Called the "wet sump" layout, it uses a baffle (dividing panel) within the oil pan to prevent oil from collecting on one side during cornering. This makes it possible to use a shallower oil pan. The new oil pan is only about 40 mm thick, about half the thickness of conventional designs.

Reduced Oil Consumption

In a rotary engine, oil is supplied directly to the interior walls of the combustion chamber to lubricate the "apex" and "corner" seals. Engineers kept the paths which supply oil in the RENESIS as small as possible, and we have redesigned the oil supply nozzles to improve their efficiency. With these enhancements, the RENESIS consumes about half as much oil as a conventional rotary engine.

Superb Response and Sound to Thrill the Senses

The RENESIS achieves a sophisticated balance between high revs and high output, on the one hand, and fuel economy and low emissions, on the other. In addition, engineers are working to enhance the performance and to realize the high degree of reliability and durability required in a mass-production sports car. Mazda's engineers wanted to achieve high output in the range of 238 horsepower.

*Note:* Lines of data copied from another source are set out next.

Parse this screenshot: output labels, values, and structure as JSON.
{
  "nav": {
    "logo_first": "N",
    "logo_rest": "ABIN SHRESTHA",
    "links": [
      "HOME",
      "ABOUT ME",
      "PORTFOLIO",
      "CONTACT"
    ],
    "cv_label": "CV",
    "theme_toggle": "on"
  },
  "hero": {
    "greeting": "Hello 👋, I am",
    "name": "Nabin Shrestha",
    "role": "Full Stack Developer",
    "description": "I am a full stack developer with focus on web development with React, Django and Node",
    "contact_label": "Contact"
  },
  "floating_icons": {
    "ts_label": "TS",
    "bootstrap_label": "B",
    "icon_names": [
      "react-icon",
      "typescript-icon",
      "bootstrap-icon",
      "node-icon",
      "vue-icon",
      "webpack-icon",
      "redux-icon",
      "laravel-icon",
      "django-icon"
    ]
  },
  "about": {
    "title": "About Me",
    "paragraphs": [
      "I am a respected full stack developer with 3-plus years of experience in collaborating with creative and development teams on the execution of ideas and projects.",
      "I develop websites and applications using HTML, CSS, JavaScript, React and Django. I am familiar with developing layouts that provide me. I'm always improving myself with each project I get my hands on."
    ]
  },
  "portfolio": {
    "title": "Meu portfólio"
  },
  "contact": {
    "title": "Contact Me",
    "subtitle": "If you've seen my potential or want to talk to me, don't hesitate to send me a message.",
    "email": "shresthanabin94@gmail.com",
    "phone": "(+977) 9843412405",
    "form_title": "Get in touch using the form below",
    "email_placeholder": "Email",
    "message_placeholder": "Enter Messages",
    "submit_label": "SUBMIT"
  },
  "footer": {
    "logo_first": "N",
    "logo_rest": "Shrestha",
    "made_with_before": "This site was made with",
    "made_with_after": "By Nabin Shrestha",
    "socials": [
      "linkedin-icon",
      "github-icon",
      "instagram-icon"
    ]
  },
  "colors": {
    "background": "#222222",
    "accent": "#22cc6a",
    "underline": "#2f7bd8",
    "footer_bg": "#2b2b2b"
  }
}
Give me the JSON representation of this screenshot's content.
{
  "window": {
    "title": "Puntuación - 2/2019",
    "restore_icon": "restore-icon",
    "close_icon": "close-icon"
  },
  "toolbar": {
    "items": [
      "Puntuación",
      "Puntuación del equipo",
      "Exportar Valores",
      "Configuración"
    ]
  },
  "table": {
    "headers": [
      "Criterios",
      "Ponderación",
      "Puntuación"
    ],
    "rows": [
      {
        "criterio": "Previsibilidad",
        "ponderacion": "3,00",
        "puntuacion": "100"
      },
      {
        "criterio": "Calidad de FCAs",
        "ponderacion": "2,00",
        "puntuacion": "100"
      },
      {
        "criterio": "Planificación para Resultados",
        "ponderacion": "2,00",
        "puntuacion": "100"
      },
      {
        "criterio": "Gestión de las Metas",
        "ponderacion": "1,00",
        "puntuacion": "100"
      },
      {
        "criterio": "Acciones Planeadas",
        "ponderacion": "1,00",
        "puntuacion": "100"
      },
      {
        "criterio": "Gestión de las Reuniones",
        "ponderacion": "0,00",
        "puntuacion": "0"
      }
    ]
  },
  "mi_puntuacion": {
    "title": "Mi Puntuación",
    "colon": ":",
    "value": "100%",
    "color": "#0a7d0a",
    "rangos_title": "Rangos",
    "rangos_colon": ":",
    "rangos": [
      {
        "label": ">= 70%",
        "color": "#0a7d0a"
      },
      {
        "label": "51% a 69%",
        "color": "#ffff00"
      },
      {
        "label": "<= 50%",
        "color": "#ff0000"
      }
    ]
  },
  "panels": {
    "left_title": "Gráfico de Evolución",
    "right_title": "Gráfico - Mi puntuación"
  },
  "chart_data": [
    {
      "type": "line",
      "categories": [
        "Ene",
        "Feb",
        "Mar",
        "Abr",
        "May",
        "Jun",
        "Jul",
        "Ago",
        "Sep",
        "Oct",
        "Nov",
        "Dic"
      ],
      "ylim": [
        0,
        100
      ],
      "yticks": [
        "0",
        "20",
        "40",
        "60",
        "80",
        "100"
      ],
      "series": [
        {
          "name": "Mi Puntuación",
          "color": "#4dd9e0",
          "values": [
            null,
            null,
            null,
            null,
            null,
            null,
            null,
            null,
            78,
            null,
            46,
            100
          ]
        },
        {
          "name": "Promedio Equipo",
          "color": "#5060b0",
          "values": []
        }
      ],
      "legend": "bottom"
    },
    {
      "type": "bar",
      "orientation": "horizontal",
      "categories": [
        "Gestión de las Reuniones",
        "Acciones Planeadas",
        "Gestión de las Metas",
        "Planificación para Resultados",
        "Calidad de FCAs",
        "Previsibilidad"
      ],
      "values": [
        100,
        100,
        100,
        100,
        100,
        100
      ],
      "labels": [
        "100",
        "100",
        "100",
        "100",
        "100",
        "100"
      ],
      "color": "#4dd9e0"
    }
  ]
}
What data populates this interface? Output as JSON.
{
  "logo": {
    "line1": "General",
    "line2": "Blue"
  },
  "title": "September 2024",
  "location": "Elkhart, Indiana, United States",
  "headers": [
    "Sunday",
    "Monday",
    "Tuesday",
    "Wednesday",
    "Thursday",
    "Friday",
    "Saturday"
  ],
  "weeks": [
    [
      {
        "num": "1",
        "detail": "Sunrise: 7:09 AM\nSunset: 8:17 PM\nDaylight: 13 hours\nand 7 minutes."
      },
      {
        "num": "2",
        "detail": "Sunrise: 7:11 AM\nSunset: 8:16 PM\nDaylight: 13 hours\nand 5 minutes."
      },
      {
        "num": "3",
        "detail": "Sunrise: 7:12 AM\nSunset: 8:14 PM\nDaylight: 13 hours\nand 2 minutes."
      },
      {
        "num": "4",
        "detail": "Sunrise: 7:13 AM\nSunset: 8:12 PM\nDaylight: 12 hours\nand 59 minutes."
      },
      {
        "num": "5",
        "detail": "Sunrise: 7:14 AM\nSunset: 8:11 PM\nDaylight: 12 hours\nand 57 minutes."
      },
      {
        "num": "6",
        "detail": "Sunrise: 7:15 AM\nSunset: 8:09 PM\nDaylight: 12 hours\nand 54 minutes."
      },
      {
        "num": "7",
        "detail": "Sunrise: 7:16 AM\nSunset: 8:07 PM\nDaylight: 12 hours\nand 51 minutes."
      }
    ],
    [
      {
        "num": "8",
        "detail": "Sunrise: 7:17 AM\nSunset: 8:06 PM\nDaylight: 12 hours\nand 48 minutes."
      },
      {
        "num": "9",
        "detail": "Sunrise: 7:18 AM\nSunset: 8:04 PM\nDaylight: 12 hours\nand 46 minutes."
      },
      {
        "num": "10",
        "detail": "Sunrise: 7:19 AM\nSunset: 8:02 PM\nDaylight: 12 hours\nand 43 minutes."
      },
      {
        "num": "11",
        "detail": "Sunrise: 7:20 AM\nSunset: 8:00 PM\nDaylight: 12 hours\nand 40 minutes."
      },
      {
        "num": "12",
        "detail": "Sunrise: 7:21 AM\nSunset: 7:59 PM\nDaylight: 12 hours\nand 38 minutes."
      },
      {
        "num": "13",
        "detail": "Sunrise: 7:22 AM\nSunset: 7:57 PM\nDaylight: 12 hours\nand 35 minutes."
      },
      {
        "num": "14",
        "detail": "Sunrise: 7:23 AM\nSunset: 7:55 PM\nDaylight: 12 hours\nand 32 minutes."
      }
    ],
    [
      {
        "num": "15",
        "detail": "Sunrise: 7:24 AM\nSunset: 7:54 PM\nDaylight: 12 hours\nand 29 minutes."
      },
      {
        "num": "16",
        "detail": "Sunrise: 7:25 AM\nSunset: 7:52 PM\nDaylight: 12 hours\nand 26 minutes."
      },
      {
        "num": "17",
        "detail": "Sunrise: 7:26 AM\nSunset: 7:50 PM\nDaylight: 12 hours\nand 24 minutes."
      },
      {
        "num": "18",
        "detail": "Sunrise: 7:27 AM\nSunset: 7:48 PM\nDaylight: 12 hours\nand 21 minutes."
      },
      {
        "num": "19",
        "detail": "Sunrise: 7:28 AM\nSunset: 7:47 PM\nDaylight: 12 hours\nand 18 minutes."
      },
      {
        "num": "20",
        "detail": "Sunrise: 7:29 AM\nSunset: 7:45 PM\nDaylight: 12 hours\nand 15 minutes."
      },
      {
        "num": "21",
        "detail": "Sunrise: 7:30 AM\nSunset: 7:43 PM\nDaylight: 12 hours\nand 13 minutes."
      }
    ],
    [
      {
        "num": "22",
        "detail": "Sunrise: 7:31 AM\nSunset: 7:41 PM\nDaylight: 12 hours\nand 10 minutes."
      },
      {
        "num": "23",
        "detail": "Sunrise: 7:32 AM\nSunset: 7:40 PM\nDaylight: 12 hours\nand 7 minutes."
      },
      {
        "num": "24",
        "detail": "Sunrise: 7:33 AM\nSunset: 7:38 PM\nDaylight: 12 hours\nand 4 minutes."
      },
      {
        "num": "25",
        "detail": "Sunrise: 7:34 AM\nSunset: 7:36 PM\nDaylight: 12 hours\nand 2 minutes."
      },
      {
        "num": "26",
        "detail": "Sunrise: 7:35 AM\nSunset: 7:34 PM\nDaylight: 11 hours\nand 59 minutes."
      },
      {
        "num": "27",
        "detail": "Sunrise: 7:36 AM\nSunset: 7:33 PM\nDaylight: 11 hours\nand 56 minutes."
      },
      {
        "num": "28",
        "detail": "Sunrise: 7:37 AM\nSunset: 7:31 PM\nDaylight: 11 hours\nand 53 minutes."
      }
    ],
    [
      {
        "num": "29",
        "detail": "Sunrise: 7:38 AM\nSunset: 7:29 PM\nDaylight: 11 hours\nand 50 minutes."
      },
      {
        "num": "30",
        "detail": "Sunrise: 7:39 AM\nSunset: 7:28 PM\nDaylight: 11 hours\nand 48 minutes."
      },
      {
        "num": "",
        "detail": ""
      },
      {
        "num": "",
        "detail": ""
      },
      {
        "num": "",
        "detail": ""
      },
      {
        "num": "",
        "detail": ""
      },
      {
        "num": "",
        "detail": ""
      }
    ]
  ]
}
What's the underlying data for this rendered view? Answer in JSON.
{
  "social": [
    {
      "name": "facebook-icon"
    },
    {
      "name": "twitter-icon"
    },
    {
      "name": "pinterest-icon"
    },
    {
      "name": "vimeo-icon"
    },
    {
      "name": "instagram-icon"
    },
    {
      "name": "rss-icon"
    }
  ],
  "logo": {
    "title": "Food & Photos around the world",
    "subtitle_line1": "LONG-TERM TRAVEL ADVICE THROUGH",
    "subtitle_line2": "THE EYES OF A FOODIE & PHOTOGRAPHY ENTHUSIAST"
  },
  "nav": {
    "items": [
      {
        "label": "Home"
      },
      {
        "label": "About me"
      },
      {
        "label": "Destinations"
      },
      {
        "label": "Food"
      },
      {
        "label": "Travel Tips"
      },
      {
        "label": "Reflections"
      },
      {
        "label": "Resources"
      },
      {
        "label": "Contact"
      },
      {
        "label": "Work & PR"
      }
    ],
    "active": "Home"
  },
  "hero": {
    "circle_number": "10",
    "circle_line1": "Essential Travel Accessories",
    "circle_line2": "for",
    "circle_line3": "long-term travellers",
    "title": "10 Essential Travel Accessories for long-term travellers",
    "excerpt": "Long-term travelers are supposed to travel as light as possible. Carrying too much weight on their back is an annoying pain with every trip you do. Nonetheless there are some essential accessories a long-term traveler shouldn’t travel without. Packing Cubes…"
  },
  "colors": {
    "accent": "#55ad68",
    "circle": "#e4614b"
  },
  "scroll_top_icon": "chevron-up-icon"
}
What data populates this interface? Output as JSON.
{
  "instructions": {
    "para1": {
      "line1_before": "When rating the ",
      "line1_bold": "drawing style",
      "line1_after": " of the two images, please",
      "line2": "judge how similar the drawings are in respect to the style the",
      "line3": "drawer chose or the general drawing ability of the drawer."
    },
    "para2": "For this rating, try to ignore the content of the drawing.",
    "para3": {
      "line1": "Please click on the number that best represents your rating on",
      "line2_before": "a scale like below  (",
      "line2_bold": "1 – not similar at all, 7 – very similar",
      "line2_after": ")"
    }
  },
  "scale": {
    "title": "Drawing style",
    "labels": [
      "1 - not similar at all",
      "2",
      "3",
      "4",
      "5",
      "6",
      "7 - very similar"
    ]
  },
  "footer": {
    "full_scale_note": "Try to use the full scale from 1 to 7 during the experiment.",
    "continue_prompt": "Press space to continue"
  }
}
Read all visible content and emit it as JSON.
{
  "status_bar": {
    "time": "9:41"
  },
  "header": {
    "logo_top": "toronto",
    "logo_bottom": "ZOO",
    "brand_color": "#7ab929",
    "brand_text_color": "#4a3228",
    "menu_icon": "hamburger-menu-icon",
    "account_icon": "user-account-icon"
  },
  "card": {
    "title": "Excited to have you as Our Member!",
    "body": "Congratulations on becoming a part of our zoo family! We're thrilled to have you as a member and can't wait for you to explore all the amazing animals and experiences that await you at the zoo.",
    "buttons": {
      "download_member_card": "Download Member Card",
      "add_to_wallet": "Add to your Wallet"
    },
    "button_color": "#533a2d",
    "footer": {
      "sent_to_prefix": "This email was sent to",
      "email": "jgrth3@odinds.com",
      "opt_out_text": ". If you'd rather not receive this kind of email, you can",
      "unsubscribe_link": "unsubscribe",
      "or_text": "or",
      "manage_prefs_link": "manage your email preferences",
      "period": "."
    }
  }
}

Unlike rotary engines equipped with peripheral exhaust ports, the side layout of the RENESIS produces clear, transparent high tones and powerful low tones. Mazda recognizes engine sound as a key element in any sports car, and engineers are working to ensure that the engine produces a satisfying roar as you depress the accelerator.


Rotary engines by their very nature, tend to operate best at higher rpm. Start your test by shifting based on feel rather than by the numbers on the tachometer. Most likely you will find yourself both shifting and cruising at a higher rpm than usual due to the rotary's unusual smoothness at high rpm.

Such is the smoothness that Mazda has provided an audible "beep" when redline is reached to remind you to shift. Listen for it, as it is easy to reach redline sooner than you expect.